By John Celock
September 21, 2015 at 5:00 am ET
The frenzied anticipation and wall-to-wall news coverage surrounding Apple’s announcement of a new iPhone last week was another stark reminder of how hooked American consumers are on mobile devices. Whether they’re streaming videos, shopping online or working, consumers love the freedom wireless Internet connectivity affords them. But that freedom is based on exceedingly limited supply of spectrum, and new creative ways to use spectrum could be sabotaged by cable companies if they have their way.
If you’re reading this now, chances are that you’re reading it on your smartphone considering average smartphone usage nearly doubled last year alone, and it’s only expected to grow. As a result, wireless technologies are upending long-held business practices and creating entirely new industries like the apps we covet, wireless fitness trackers we use, and now even multiple affordable, on-demand car services. In doing so, the mobile age has improved how consumers and businesses interact. No longer is it a static transaction, but rather an ongoing, dynamic relationship.
This remarkable progress can by stymied by capacity constraints and availability of wireless spectrum. Spectrum is the foundation of wireless mobility. Spectrum is used to transmit all that data we send back and forth from our mobile devices. Unfortunately, it’s a limited resource that could be severely strained and thereby hinder consumers’ mobile experience if more of it is not made available for commercial use.
While policymakers and regulators must continue to explore ways to free-up more spectrum, tech companies are developing new technologies that will enhance the consumer wireless experience by creating faster, more reliable connections. That’s exactly what a new technology called LTE-Unlicensed or LTE-U could do. LTE-U carefully utilizes unlicensed spectrum – an open platform of innovation shared by many – to improve the wireless experience for consumers.
Unlicensed spectrum was designated by regulators to be open and available for use for everyone to innovate, experiment and develop new technologies. Unlicensed spectrum is a tremendous consumer success story as it is used for variety of things like Wi-Fi, wireless microphones, and even baby monitors. LTE-U similarly was designed to use unlicensed spectrum – with licensed spectrum – to provide a superior service for wireless consumers. It was engineered to not interfere with Wi-Fi or other popular unlicensed spectrum services. But even though LTE-U will work alongside Wi-Fi well, it’s time to start thinking beyond Wi-Fi, as we have all experienced its shortcomings in crowded settings.

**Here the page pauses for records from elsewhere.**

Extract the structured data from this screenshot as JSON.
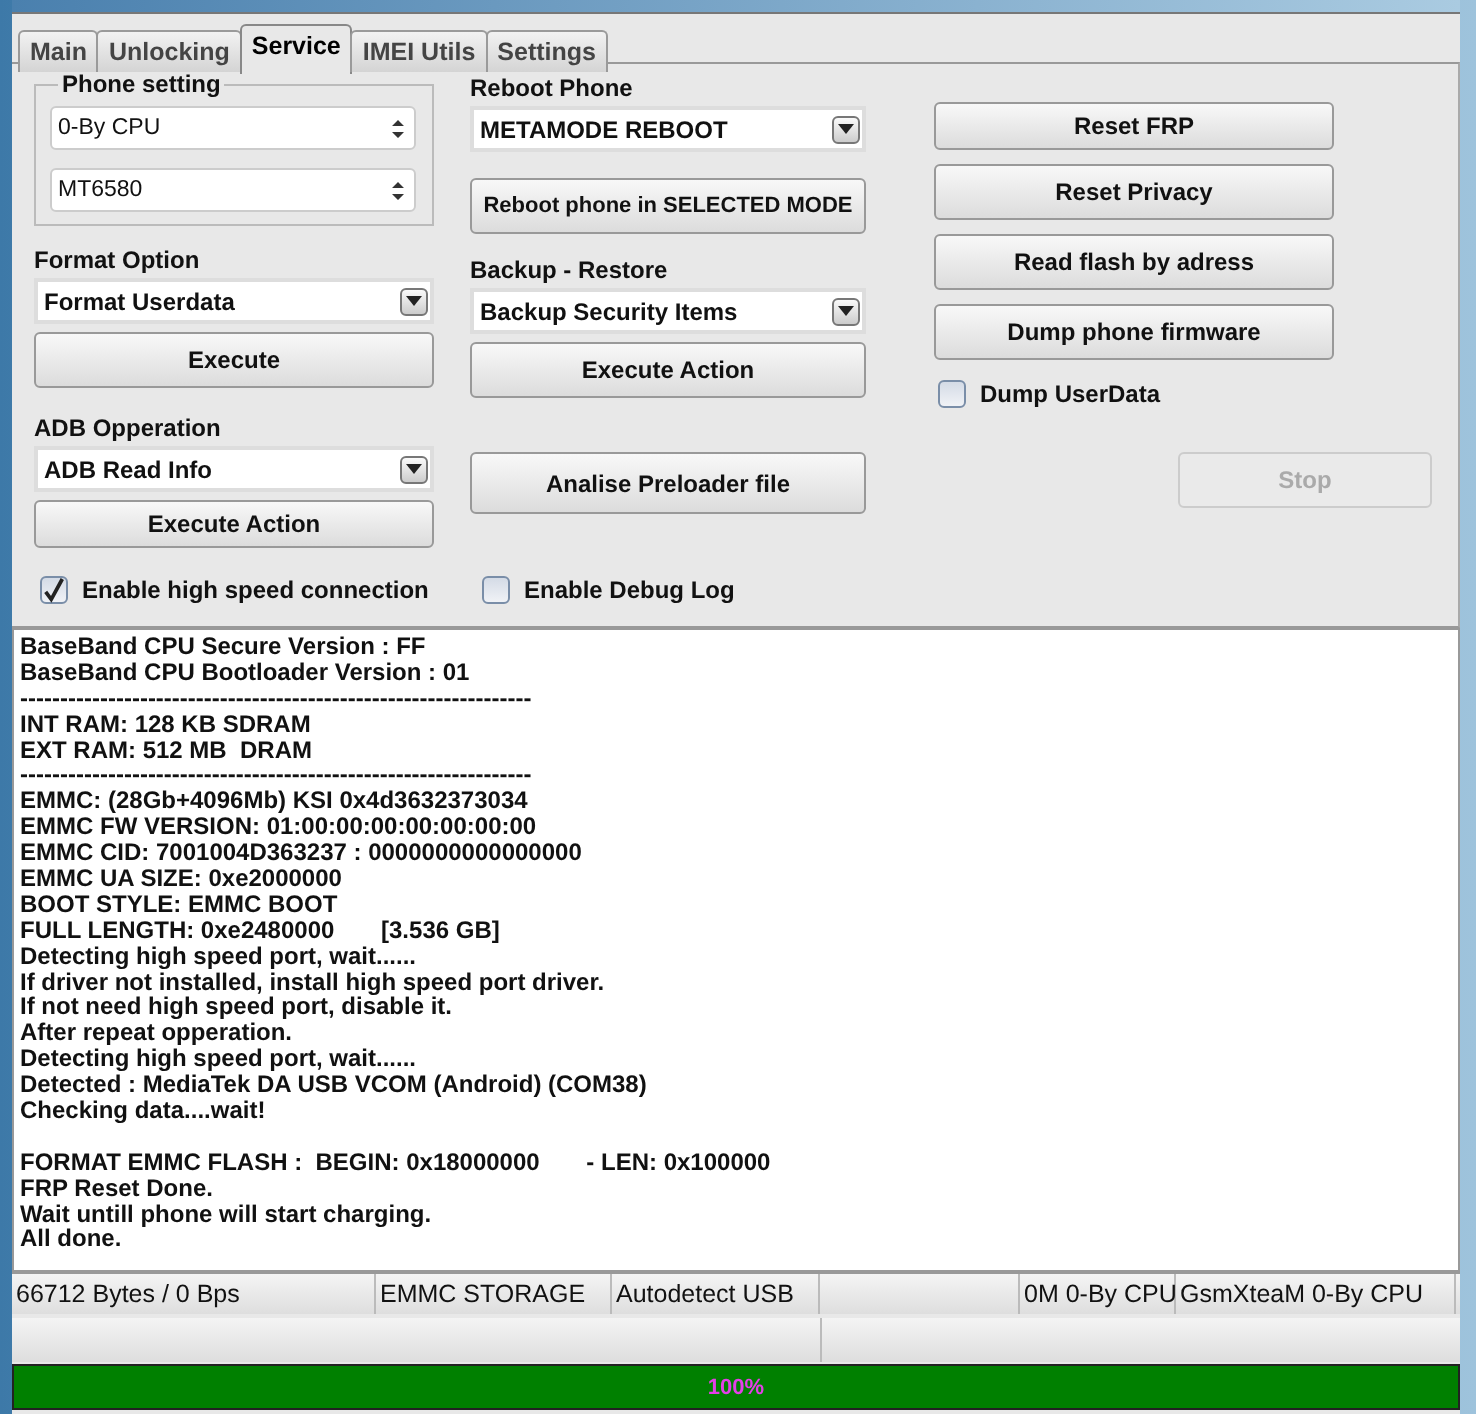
{
  "tabs": [
    {
      "label": "Main",
      "selected": false
    },
    {
      "label": "Unlocking",
      "selected": false
    },
    {
      "label": "Service",
      "selected": true
    },
    {
      "label": "IMEI Utils",
      "selected": false
    },
    {
      "label": "Settings",
      "selected": false
    }
  ],
  "phone_setting": {
    "title": "Phone setting",
    "vendor": "0-By CPU",
    "chipset": "MT6580"
  },
  "format_option": {
    "label": "Format Option",
    "value": "Format Userdata",
    "button": "Execute"
  },
  "adb_operation": {
    "label": "ADB Opperation",
    "value": "ADB Read Info",
    "button": "Execute Action"
  },
  "reboot_phone": {
    "label": "Reboot Phone",
    "value": "METAMODE REBOOT",
    "button": "Reboot phone in SELECTED MODE"
  },
  "backup_restore": {
    "label": "Backup - Restore",
    "value": "Backup Security Items",
    "button": "Execute Action"
  },
  "analyse_button": "Analise Preloader file",
  "right_buttons": [
    "Reset FRP",
    "Reset Privacy",
    "Read flash by adress",
    "Dump phone firmware"
  ],
  "dump_userdata": {
    "label": "Dump UserData",
    "checked": false
  },
  "stop_button": {
    "label": "Stop",
    "disabled": true
  },
  "options": [
    {
      "label": "Enable high speed connection",
      "checked": true
    },
    {
      "label": "Enable Debug Log",
      "checked": false
    }
  ],
  "log_blocks": [
    [
      "BaseBand CPU Secure Version : FF",
      "BaseBand CPU Bootloader Version : 01",
      "----------------------------------------------------------------",
      "INT RAM: 128 KB SDRAM",
      "EXT RAM: 512 MB  DRAM",
      "----------------------------------------------------------------",
      "EMMC: (28Gb+4096Mb) KSI 0x4d3632373034",
      "EMMC FW VERSION: 01:00:00:00:00:00:00:00",
      "EMMC CID: 7001004D363237 : 0000000000000000",
      "EMMC UA SIZE: 0xe2000000",
      "BOOT STYLE: EMMC BOOT",
      "FULL LENGTH: 0xe2480000       [3.536 GB]",
      "Detecting high speed port, wait......",
      "If driver not installed, install high speed port driver.",
      "If not need high speed port, disable it.",
      "After repeat opperation.",
      "Detecting high speed port, wait......",
      "Detected : MediaTek DA USB VCOM (Android) (COM38)",
      "Checking data....wait!"
    ],
    [
      "FORMAT EMMC FLASH :  BEGIN: 0x18000000       - LEN: 0x100000",
      "FRP Reset Done.",
      "Wait untill phone will start charging.",
      "All done."
    ]
  ],
  "status_bar": [
    "66712 Bytes / 0 Bps",
    "EMMC STORAGE",
    "Autodetect USB",
    "0M 0-By CPU",
    "GsmXteaM 0-By CPU"
  ],
  "progress": {
    "level": 1,
    "text": "100%"
  }
}
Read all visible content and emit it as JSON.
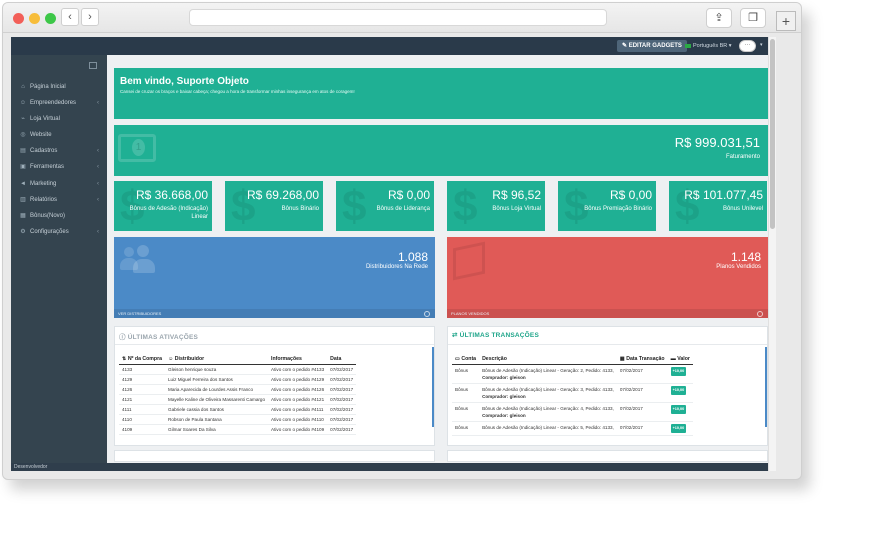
{
  "topbar": {
    "edit_gadgets": "EDITAR GADGETS",
    "language": "Português BR",
    "avatar": "···"
  },
  "sidebar": {
    "items": [
      {
        "label": "Página Inicial",
        "icon": "home-icon",
        "chevron": false
      },
      {
        "label": "Empreendedores",
        "icon": "user-icon",
        "chevron": true
      },
      {
        "label": "Loja Virtual",
        "icon": "cart-icon",
        "chevron": false
      },
      {
        "label": "Website",
        "icon": "globe-icon",
        "chevron": false
      },
      {
        "label": "Cadastros",
        "icon": "file-icon",
        "chevron": true
      },
      {
        "label": "Ferramentas",
        "icon": "briefcase-icon",
        "chevron": true
      },
      {
        "label": "Marketing",
        "icon": "megaphone-icon",
        "chevron": true
      },
      {
        "label": "Relatórios",
        "icon": "database-icon",
        "chevron": true
      },
      {
        "label": "Bônus(Novo)",
        "icon": "grid-icon",
        "chevron": false
      },
      {
        "label": "Configurações",
        "icon": "gear-icon",
        "chevron": true
      }
    ]
  },
  "welcome": {
    "title": "Bem vindo, Suporte Objeto",
    "subtitle": "Cansei de cruzar os braços e baixar cabeça; chegou a hora de transformar minhas insegurança em atos de coragem!"
  },
  "faturamento": {
    "value": "R$ 999.031,51",
    "label": "Faturamento"
  },
  "bonus_tiles": [
    {
      "value": "R$ 36.668,00",
      "label": "Bônus de Adesão (Indicação) Linear"
    },
    {
      "value": "R$ 69.268,00",
      "label": "Bônus Binário"
    },
    {
      "value": "R$ 0,00",
      "label": "Bônus de Liderança"
    },
    {
      "value": "R$ 96,52",
      "label": "Bônus Loja Virtual"
    },
    {
      "value": "R$ 0,00",
      "label": "Bônus Premiação Binário"
    },
    {
      "value": "R$ 101.077,45",
      "label": "Bônus Unilevel"
    }
  ],
  "distribuidores": {
    "value": "1.088",
    "label": "Distribuidores Na Rede",
    "link": "VER DISTRIBUIDORES"
  },
  "planos": {
    "value": "1.148",
    "label": "Planos Vendidos",
    "link": "PLANOS VENDIDOS"
  },
  "ativacoes": {
    "title": "ÚLTIMAS ATIVAÇÕES",
    "headers": [
      "Nº da Compra",
      "Distribuidor",
      "Informações",
      "Data"
    ],
    "rows": [
      [
        "4133",
        "Gleison henrique souza",
        "Ativo com o pedido #4133",
        "07/02/2017"
      ],
      [
        "4129",
        "Luiz Miguel Ferreira dos Santos",
        "Ativo com o pedido #4129",
        "07/02/2017"
      ],
      [
        "4126",
        "Maria Aparecida de Lourdes Assis Franco",
        "Ativo com o pedido #4126",
        "07/02/2017"
      ],
      [
        "4121",
        "Mayelle Kaline de Oliveira Massarenti Camargo",
        "Ativo com o pedido #4121",
        "07/02/2017"
      ],
      [
        "4111",
        "Gabriele cassia dos Santos",
        "Ativo com o pedido #4111",
        "07/02/2017"
      ],
      [
        "4110",
        "Robson de Paula Santana",
        "Ativo com o pedido #4110",
        "07/02/2017"
      ],
      [
        "4109",
        "Gilmar Soares Da Silva",
        "Ativo com o pedido #4109",
        "07/02/2017"
      ]
    ]
  },
  "transacoes": {
    "title": "ÚLTIMAS TRANSAÇÕES",
    "headers": [
      "Conta",
      "Descrição",
      "Data Transação",
      "Valor"
    ],
    "rows": [
      {
        "conta": "Bônus",
        "desc": "Bônus de Adesão (Indicação) Linear - Geração: 2, Pedido: 4133,",
        "comprador": "Comprador: gleison",
        "data": "07/02/2017",
        "valor": "+10,00"
      },
      {
        "conta": "Bônus",
        "desc": "Bônus de Adesão (Indicação) Linear - Geração: 3, Pedido: 4133,",
        "comprador": "Comprador: gleison",
        "data": "07/02/2017",
        "valor": "+10,00"
      },
      {
        "conta": "Bônus",
        "desc": "Bônus de Adesão (Indicação) Linear - Geração: 4, Pedido: 4133,",
        "comprador": "Comprador: gleison",
        "data": "07/02/2017",
        "valor": "+10,00"
      },
      {
        "conta": "Bônus",
        "desc": "Bônus de Adesão (Indicação) Linear - Geração: 5, Pedido: 4133,",
        "comprador": "",
        "data": "07/02/2017",
        "valor": "+10,00"
      }
    ]
  },
  "footer": {
    "text": "Desenvolvedor"
  },
  "colors": {
    "teal": "#1fb094",
    "blue": "#4b8ac7",
    "red": "#e05a57",
    "sidebar": "#34444f"
  }
}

Unfortunately, since major cable business interests have claimed a near monopoly on Wi-Fi, they are trying to use their entrenched influence in Washington, D.C. to stop new technologies like LTE-U by making unfounded accusations and asking regulators to intervene and stall its development.
The cable companies’ arguments against LTE-U shows that they are actively working to stop new technologies and competition at the expense of consumers. We believe that consumers deserve more choices and the freedom to pick the technology that best meets their needs. But big cable is acting like a playground bully who does not want to share anything with anyone because they hate to compete.

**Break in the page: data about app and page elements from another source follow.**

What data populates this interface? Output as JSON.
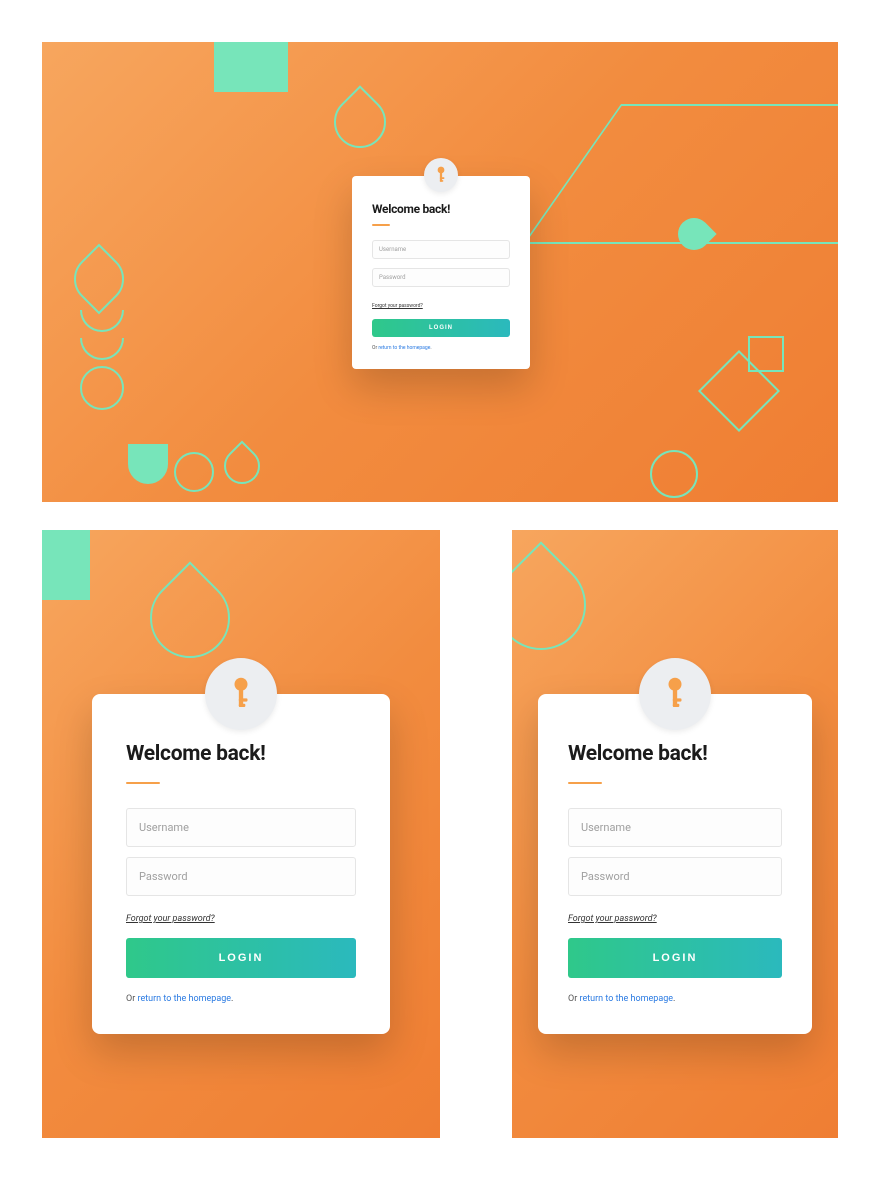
{
  "card": {
    "heading": "Welcome back!",
    "username_placeholder": "Username",
    "password_placeholder": "Password",
    "forgot_label": "Forgot your password?",
    "login_label": "LOGIN",
    "return_prefix": "Or ",
    "return_link": "return to the homepage",
    "return_suffix": "."
  },
  "colors": {
    "accent_orange": "#f6a04a",
    "accent_teal": "#77e5ba",
    "button_grad_start": "#2fc88a",
    "button_grad_end": "#2bb9bd",
    "link": "#2a7ae2"
  },
  "icons": {
    "key": "key-icon"
  }
}
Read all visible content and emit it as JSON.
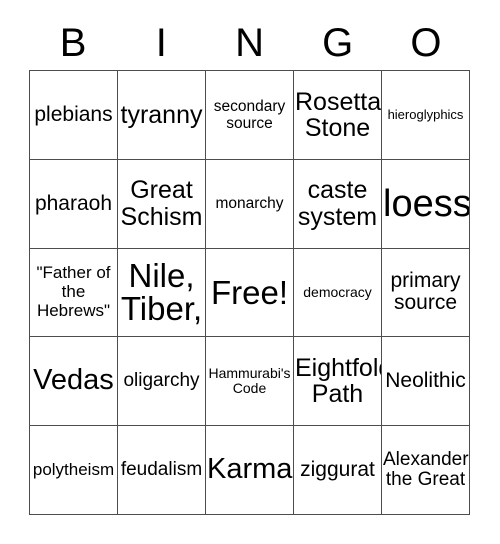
{
  "card": {
    "header_letters": [
      "B",
      "I",
      "N",
      "G",
      "O"
    ],
    "rows": [
      [
        {
          "text": "plebians",
          "size": "fs-21"
        },
        {
          "text": "tyranny",
          "size": "fs-25"
        },
        {
          "text": "secondary source",
          "size": "fs-15"
        },
        {
          "text": "Rosetta Stone",
          "size": "fs-25"
        },
        {
          "text": "hieroglyphics",
          "size": "fs-13"
        }
      ],
      [
        {
          "text": "pharaoh",
          "size": "fs-21"
        },
        {
          "text": "Great Schism",
          "size": "fs-25"
        },
        {
          "text": "monarchy",
          "size": "fs-15"
        },
        {
          "text": "caste system",
          "size": "fs-25"
        },
        {
          "text": "loess",
          "size": "fs-38"
        }
      ],
      [
        {
          "text": "\"Father of the Hebrews\"",
          "size": "fs-17"
        },
        {
          "text": "Nile, Tiber,",
          "size": "fs-33"
        },
        {
          "text": "Free!",
          "size": "fs-33"
        },
        {
          "text": "democracy",
          "size": "fs-14"
        },
        {
          "text": "primary source",
          "size": "fs-21"
        }
      ],
      [
        {
          "text": "Vedas",
          "size": "fs-29"
        },
        {
          "text": "oligarchy",
          "size": "fs-19"
        },
        {
          "text": "Hammurabi's Code",
          "size": "fs-14"
        },
        {
          "text": "Eightfold Path",
          "size": "fs-25"
        },
        {
          "text": "Neolithic",
          "size": "fs-21"
        }
      ],
      [
        {
          "text": "polytheism",
          "size": "fs-17"
        },
        {
          "text": "feudalism",
          "size": "fs-19"
        },
        {
          "text": "Karma",
          "size": "fs-29"
        },
        {
          "text": "ziggurat",
          "size": "fs-21"
        },
        {
          "text": "Alexander the Great",
          "size": "fs-19"
        }
      ]
    ]
  },
  "colors": {
    "background": "#ffffff",
    "text": "#000000",
    "grid_line": "#4d4d4d"
  }
}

Simply put, cable companies should not stand in the way of new technologies like LTE-U that could provide consumers a better mobile experience. Unlicensed spectrum is just that – unlicensed, unencumbered, and open for new creative ideas that benefit the public. And it should stay that way.

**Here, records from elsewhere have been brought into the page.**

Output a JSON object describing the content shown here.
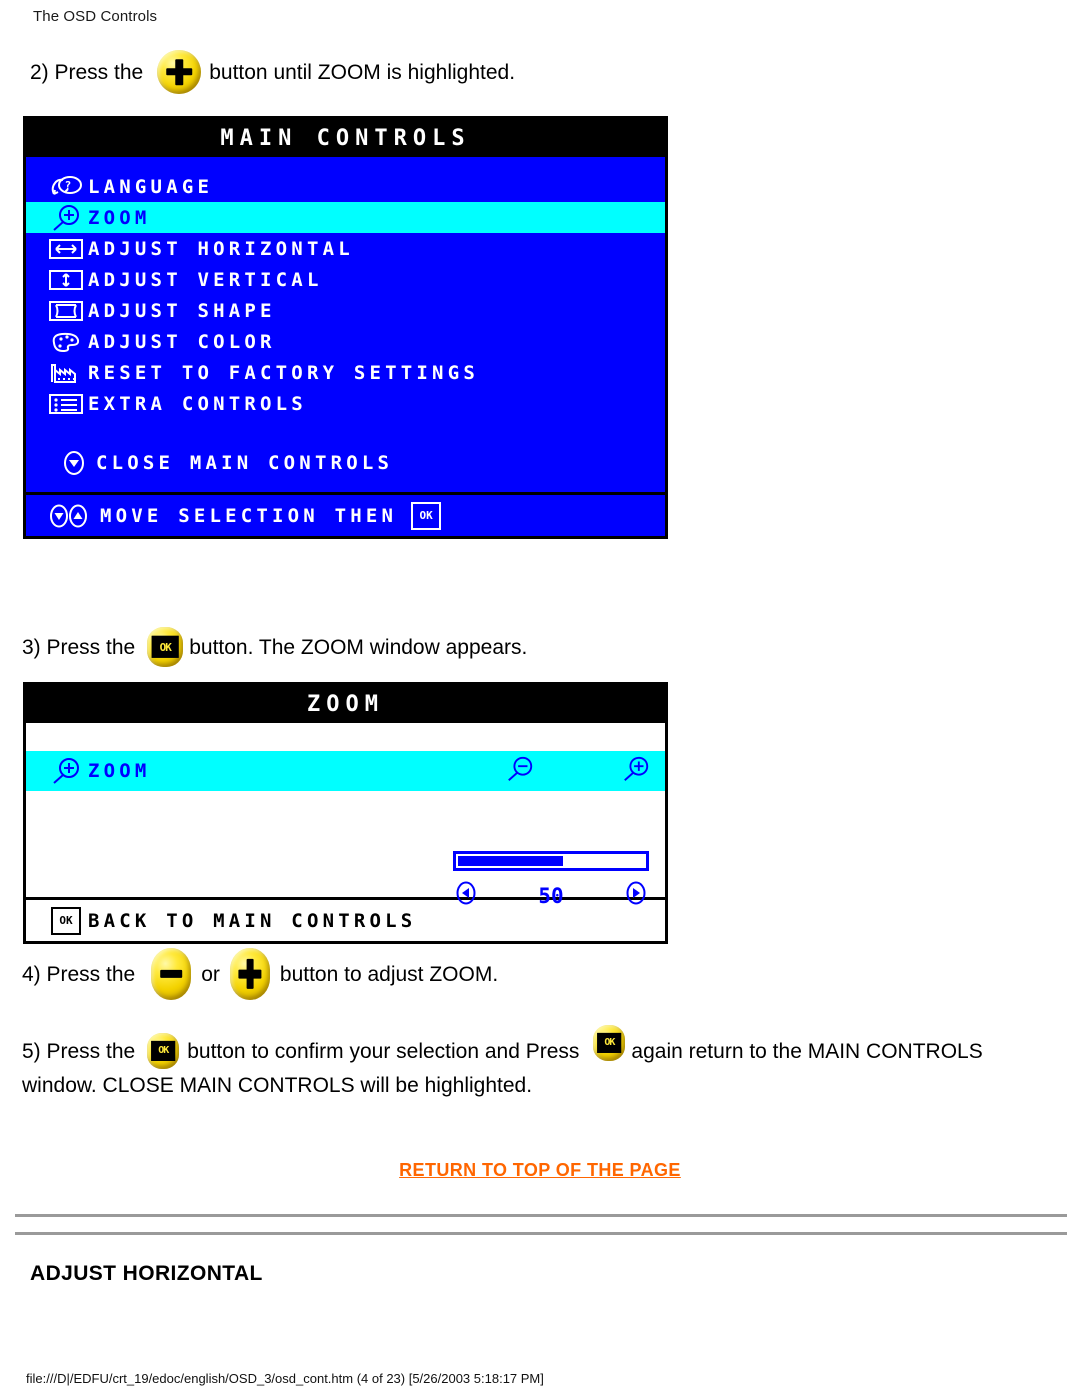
{
  "page_header": "The OSD Controls",
  "steps": {
    "step2": {
      "prefix": "2) Press the",
      "suffix": "button until ZOOM is highlighted."
    },
    "step3": {
      "prefix": "3) Press the",
      "suffix": "button. The ZOOM window appears."
    },
    "step4": {
      "prefix": "4) Press the",
      "middle": "or",
      "suffix": "button to adjust ZOOM."
    },
    "step5": {
      "prefix": "5) Press the",
      "middle": "button to confirm your selection and Press",
      "suffix": "again return to the MAIN CONTROLS",
      "line2": "window. CLOSE MAIN CONTROLS will be highlighted."
    }
  },
  "main_controls": {
    "title": "MAIN CONTROLS",
    "items": [
      {
        "label": "LANGUAGE",
        "icon": "language-icon",
        "selected": false
      },
      {
        "label": "ZOOM",
        "icon": "zoom-magnifier-plus-icon",
        "selected": true
      },
      {
        "label": "ADJUST HORIZONTAL",
        "icon": "horizontal-arrows-icon",
        "selected": false
      },
      {
        "label": "ADJUST VERTICAL",
        "icon": "vertical-arrows-icon",
        "selected": false
      },
      {
        "label": "ADJUST SHAPE",
        "icon": "shape-icon",
        "selected": false
      },
      {
        "label": "ADJUST COLOR",
        "icon": "palette-icon",
        "selected": false
      },
      {
        "label": "RESET TO FACTORY SETTINGS",
        "icon": "factory-icon",
        "selected": false
      },
      {
        "label": "EXTRA CONTROLS",
        "icon": "list-icon",
        "selected": false
      }
    ],
    "close_item": {
      "label": "CLOSE MAIN CONTROLS",
      "icon": "down-arrow-circle-icon"
    },
    "footer": {
      "label": "MOVE SELECTION THEN",
      "icons": "down-up-arrow-circles-icon",
      "ok_badge": "OK"
    }
  },
  "zoom_window": {
    "title": "ZOOM",
    "row": {
      "label": "ZOOM",
      "icon": "zoom-magnifier-plus-icon",
      "minus_icon": "magnifier-minus-icon",
      "plus_icon": "magnifier-plus-icon"
    },
    "slider": {
      "value": "50",
      "fill_percent": 55,
      "left_arrow": "◀",
      "right_arrow": "▶"
    },
    "footer": {
      "label": "BACK TO MAIN CONTROLS",
      "ok_badge": "OK"
    }
  },
  "return_link": "RETURN TO TOP OF THE PAGE",
  "section_heading": "ADJUST HORIZONTAL",
  "footer_path": "file:///D|/EDFU/crt_19/edoc/english/OSD_3/osd_cont.htm (4 of 23) [5/26/2003 5:18:17 PM]",
  "colors": {
    "osd_blue": "#0000FF",
    "osd_highlight": "#00FFFF",
    "link_orange": "#FF6600",
    "button_yellow": "#FFE93B"
  }
}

John Celock is the Executive Director of 21st Century Consumers, an advocacy organization focused on the interests of consumers using emerging technologies for goods and services.